(Stored entries)
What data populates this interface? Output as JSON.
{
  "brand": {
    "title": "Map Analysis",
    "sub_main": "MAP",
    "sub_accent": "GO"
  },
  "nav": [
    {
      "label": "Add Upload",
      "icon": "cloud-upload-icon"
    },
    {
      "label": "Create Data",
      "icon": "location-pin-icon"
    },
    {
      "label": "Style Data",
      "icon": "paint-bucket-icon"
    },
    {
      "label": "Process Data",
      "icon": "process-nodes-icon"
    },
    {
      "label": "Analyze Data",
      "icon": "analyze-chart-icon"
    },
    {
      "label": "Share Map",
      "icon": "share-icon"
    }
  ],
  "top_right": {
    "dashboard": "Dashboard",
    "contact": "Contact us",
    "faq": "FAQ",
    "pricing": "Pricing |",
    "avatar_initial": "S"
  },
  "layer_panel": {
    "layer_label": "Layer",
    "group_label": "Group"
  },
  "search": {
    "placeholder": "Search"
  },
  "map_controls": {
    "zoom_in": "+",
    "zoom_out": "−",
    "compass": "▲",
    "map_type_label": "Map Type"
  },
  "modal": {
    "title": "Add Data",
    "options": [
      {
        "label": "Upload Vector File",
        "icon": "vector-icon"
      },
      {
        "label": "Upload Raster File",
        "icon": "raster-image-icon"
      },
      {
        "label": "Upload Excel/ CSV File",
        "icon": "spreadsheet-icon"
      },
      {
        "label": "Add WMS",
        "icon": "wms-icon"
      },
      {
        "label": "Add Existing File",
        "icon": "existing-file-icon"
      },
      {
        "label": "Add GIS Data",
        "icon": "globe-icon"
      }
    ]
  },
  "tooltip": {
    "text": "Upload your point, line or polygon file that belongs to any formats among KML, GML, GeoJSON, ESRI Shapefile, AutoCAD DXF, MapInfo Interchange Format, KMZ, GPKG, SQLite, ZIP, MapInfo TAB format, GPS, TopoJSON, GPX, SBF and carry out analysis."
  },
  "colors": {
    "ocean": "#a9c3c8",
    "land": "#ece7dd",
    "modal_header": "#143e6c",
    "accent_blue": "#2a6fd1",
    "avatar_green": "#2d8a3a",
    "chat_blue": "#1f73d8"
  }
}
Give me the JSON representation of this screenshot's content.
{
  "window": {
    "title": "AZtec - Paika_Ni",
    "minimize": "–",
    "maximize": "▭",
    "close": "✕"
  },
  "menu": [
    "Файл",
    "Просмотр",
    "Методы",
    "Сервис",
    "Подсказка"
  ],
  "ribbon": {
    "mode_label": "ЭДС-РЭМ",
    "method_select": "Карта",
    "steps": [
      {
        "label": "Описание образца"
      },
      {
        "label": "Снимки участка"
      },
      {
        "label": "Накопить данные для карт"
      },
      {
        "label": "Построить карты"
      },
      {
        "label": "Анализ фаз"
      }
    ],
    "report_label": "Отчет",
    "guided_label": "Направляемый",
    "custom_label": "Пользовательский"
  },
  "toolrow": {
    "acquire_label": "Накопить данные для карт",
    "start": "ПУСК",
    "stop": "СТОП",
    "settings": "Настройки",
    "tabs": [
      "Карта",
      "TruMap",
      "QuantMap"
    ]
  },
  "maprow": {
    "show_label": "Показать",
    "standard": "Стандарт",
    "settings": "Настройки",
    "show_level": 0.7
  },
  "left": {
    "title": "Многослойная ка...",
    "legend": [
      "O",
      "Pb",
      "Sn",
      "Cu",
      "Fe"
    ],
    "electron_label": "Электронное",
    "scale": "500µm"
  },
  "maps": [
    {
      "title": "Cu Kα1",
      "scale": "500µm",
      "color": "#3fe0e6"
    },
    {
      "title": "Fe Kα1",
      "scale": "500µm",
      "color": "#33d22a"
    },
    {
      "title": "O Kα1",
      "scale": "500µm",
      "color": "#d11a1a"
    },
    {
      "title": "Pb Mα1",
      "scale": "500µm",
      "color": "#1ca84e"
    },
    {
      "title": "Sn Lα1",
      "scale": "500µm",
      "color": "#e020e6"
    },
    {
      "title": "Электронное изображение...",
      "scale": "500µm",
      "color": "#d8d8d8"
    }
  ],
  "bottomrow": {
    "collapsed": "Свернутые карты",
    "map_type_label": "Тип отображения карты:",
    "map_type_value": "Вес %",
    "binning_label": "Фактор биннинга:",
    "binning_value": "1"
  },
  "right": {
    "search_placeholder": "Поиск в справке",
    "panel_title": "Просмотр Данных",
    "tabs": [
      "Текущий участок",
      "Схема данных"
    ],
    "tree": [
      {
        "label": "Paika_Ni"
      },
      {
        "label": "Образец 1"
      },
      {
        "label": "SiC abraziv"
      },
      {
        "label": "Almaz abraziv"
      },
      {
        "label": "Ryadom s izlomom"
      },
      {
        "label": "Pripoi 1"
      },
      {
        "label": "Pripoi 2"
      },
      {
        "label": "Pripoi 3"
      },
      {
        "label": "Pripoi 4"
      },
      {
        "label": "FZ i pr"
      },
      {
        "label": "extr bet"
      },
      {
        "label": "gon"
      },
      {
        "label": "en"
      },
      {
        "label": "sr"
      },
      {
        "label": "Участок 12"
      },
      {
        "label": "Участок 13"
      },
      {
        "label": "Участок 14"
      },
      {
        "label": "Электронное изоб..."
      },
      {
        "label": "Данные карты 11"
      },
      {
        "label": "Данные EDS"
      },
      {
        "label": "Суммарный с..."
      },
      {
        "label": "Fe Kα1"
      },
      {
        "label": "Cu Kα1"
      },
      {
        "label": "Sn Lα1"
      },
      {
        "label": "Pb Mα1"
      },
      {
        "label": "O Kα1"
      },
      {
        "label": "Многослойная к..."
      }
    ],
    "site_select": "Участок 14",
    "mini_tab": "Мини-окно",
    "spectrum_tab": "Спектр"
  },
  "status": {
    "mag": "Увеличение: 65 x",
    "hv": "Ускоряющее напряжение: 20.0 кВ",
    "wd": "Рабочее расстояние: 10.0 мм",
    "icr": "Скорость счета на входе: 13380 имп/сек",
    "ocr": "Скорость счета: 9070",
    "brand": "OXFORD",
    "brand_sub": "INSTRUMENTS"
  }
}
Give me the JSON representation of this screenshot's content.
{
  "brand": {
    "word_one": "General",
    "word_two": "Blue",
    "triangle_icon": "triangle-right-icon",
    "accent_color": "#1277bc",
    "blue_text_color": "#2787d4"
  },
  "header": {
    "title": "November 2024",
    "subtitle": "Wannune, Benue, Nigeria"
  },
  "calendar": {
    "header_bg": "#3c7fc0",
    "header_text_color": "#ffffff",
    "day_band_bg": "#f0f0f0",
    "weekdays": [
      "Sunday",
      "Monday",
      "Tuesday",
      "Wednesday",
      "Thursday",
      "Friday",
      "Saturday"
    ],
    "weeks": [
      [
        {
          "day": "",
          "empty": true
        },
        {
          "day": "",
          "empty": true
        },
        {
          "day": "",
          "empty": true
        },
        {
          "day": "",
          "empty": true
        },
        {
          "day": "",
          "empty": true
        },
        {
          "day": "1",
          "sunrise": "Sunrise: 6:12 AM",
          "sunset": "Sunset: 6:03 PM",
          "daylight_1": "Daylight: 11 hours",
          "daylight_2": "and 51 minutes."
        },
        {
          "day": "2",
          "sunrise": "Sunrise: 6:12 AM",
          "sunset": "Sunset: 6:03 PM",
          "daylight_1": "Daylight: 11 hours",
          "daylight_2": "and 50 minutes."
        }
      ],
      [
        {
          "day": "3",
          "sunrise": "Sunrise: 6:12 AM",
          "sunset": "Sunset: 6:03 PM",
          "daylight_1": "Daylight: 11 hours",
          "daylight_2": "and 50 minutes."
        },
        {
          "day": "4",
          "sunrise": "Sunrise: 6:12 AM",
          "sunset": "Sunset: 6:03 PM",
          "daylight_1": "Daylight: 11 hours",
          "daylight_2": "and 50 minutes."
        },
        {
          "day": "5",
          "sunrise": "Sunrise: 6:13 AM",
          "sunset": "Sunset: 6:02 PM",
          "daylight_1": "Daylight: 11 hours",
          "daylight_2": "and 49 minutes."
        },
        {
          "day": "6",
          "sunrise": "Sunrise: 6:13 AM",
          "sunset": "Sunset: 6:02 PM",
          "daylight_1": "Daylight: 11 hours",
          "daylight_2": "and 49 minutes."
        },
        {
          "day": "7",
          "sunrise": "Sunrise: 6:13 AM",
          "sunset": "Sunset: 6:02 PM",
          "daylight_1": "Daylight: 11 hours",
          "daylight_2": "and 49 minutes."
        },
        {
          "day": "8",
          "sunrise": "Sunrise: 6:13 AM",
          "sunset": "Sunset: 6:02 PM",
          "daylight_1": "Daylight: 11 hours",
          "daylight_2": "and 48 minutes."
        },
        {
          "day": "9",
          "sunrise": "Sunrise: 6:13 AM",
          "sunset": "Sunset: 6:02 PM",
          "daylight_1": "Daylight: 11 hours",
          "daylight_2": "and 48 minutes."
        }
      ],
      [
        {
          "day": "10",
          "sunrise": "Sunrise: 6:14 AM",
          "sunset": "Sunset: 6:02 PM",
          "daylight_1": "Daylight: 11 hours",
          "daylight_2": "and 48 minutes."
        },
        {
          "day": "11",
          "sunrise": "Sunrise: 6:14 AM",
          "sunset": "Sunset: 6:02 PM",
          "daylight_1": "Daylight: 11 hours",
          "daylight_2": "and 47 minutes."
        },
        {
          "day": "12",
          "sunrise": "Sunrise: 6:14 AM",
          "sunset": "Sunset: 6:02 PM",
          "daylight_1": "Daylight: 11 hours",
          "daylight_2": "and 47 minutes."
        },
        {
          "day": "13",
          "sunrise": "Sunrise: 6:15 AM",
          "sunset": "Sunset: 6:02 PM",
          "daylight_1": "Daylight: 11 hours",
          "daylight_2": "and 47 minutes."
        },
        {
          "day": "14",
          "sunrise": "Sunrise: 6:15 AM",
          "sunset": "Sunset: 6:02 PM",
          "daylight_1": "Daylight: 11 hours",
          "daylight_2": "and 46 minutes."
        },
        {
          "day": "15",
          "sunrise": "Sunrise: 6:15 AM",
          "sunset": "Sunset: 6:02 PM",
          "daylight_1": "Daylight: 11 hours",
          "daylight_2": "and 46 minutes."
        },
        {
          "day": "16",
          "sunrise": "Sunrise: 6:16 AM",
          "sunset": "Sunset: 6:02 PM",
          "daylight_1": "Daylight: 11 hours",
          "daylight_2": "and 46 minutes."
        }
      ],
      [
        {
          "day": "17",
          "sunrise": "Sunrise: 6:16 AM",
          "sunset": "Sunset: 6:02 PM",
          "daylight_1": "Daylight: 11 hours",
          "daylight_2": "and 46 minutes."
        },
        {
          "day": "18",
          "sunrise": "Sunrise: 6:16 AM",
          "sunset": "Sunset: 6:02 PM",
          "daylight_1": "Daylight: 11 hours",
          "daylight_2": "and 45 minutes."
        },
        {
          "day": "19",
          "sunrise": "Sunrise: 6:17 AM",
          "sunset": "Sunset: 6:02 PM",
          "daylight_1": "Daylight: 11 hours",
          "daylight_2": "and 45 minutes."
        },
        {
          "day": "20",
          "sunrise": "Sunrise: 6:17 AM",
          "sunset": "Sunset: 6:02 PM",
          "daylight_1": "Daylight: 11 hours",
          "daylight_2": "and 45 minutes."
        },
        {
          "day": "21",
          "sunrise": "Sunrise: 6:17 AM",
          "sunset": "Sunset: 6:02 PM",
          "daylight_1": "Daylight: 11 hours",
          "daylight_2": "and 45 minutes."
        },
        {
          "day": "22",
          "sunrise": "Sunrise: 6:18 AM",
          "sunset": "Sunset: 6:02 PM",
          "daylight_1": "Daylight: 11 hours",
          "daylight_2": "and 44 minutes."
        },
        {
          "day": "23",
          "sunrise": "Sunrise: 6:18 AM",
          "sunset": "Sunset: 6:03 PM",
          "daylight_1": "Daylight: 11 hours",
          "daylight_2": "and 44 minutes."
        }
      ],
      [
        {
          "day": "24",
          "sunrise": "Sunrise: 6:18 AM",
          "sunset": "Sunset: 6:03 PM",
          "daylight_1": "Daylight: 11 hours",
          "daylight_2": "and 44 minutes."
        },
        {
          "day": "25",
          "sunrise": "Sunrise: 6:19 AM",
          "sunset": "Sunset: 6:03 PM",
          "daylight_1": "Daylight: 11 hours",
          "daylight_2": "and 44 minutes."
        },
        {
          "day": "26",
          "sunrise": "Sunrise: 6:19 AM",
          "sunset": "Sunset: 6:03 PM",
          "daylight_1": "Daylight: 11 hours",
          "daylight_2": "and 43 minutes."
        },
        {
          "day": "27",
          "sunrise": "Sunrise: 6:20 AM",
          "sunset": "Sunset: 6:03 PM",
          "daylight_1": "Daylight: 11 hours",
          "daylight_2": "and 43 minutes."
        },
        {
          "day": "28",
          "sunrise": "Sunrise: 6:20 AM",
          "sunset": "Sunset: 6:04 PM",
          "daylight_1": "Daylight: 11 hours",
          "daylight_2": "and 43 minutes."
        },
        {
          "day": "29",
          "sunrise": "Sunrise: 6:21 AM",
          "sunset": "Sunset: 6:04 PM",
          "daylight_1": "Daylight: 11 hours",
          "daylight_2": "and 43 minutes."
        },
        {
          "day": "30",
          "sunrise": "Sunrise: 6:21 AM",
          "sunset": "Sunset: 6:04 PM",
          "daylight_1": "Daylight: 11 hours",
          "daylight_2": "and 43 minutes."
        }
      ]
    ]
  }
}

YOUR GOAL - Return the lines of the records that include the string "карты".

EXERCISE SOLUTION -
        "label": "Построить карты"
    "collapsed": "Свернутые карты",
    "map_type_label": "Тип отображения карты:",
        "label": "Данные карты 11"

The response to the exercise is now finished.